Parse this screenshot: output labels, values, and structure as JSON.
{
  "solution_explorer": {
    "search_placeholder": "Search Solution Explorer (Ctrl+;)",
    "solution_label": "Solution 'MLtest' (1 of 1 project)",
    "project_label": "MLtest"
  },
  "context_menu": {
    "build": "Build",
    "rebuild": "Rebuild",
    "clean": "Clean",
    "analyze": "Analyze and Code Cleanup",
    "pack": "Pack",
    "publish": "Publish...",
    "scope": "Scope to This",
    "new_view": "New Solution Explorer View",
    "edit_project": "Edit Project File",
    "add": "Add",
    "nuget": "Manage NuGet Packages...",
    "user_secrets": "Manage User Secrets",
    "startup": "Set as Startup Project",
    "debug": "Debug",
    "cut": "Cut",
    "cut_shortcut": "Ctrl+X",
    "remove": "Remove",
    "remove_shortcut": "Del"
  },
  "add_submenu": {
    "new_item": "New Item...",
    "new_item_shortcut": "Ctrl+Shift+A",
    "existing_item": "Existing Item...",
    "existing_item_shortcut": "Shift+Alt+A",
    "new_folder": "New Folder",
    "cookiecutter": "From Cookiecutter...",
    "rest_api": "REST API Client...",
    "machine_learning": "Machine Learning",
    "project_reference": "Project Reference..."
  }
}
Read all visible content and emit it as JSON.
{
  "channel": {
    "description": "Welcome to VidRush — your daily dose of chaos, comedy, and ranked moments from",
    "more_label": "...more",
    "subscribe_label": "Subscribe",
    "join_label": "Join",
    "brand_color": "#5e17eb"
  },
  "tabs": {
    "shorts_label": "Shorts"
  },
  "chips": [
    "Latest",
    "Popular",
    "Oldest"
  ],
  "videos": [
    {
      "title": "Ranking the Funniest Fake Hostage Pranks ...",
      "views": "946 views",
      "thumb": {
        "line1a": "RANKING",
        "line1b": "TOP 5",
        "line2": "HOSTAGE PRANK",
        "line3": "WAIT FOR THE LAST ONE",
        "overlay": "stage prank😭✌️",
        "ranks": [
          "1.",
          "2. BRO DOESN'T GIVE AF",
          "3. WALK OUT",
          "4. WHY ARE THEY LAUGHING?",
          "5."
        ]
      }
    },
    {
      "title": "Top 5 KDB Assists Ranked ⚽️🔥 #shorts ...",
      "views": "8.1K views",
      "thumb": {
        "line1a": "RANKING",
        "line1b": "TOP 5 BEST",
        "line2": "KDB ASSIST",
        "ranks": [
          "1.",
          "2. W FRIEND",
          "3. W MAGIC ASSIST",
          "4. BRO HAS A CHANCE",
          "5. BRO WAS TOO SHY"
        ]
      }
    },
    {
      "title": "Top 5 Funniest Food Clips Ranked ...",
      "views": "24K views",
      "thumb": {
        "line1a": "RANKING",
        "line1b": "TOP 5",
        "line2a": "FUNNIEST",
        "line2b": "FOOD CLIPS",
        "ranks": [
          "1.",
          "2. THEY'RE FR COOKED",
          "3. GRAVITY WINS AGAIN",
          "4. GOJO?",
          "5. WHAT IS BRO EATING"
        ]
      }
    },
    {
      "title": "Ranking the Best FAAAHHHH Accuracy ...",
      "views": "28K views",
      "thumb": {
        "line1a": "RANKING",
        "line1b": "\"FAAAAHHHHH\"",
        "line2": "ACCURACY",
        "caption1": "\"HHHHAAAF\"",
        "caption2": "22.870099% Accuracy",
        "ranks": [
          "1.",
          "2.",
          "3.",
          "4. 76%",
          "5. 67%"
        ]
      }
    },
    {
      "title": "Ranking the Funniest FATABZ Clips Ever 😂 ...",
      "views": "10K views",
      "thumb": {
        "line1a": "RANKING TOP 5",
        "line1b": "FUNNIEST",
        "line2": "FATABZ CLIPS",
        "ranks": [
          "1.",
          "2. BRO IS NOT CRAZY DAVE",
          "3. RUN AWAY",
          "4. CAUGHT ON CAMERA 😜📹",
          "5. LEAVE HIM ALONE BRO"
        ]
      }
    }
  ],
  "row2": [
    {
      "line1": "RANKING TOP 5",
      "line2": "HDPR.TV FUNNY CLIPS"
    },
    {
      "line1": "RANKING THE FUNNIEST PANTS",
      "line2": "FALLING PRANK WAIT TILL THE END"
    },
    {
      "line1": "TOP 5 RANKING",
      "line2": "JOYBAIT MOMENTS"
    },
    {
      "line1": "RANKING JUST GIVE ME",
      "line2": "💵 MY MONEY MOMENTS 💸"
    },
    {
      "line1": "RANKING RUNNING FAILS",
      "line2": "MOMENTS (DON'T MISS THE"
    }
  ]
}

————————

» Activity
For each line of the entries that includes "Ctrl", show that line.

» Expected output
    "search_placeholder": "Search Solution Explorer (Ctrl+;)",
    "cut_shortcut": "Ctrl+X",
    "new_item_shortcut": "Ctrl+Shift+A",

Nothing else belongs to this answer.